Our greed has led to a state in which we believe the false claims and promises of politicians who, for the large part, represent no one other than themselves. We should know by now that only certain types of people enter politics; such awareness should inspire us to keep a careful watch on their activities. Our greed has led us to a state where much of our lives are controlled by very large corporations. The quality of the food we eat, the programs we watch on television, the working life of the appliances or automobiles we purchase, the money we entrust to banks—the list is endless—are all controlled so as to maximize profits and return on investment. There is no concern for the individual customer.

Our greed has brought us to this state, so there is no point in blaming the politicians or the giant corporations because they are better at being greedy than we are.

We must get off this treadmill and retake control of our lives, first by recognizing the mess we have made and then by embracing the other kind of naïveté, the sweet one that Jesus taught. We must admit to ourselves that our greed has not brought us happiness. We must understand that, regardless of whether we are Christian or not, whether we belong to a church or not, practising the virtues of charity, humility, and forgiveness will put us on the path to true joy.

Photo Credit

Creative Commons: Some rights reserved


  1. "Isn’t it interesting that so many people consider it naïve to think that belief in and the practice of the virtues of charity, humility and forgiveness are one way to save this troubled world. It is more fashionable to believe that small-government or trickle-down or tax-and-spend economic policies or trade protectionism, or trade liberalization, will save us."

    You know, as simple as this thought is, it's actually stuck with me for a few days now and feels profound. Increasingly, I'm feeling as though I have no answers to anything. Every problem ends up being infinitely more complex than any proposed solution, which from one perspective or another, eventually become doubtful to me. In all these arguments about politics, doctrine, sexuality, ect, everyone is starting to appear naive and the temptation for me is to close off in apathy, to give up.

    But maybe what it means is that the only realistic, practical option is to live, as best as I can, a compassionate Christian life, to put all of this energy somewhere else, to make agape real and therefore help make Christ's presence truly felt.

    This has definitely been the words I've heard in the past little while: "worry less about being right, and more about transforming your life and the lives of others"

    I'll probably never be able to quit ranting (like I do on my blog), but I do feel like an inner posture is changing and maybe an inner knot being undone. So, thanks for the help.

  2. Hi JD:

    I think you are right: living a compassionate Christian life is indeed a realistic and practical option - more realistic and more practical than living a life filled with inner and outer conflict or with desire for material gain because it is that Christian life that will bring us happiness.

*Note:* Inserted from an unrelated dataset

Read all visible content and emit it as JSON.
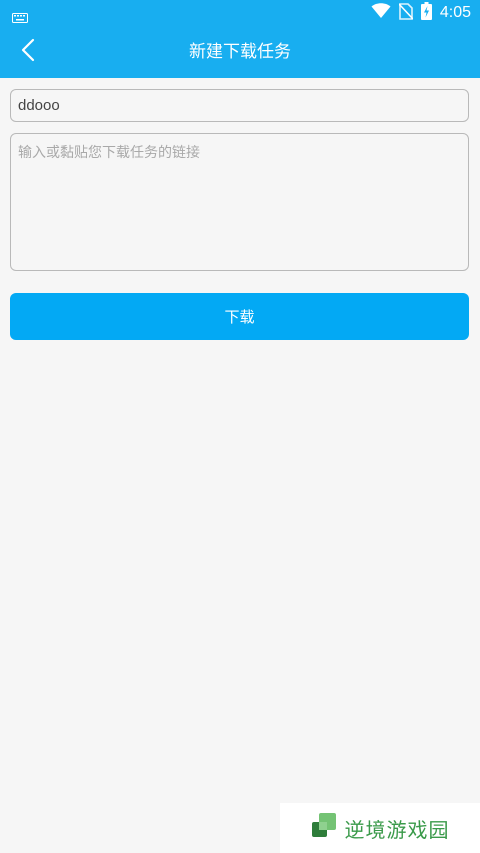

  3. This is excellent but sad. And with all the corporate and secret donations helping to put more Republicans into the House of Representatives do you think it will get any better?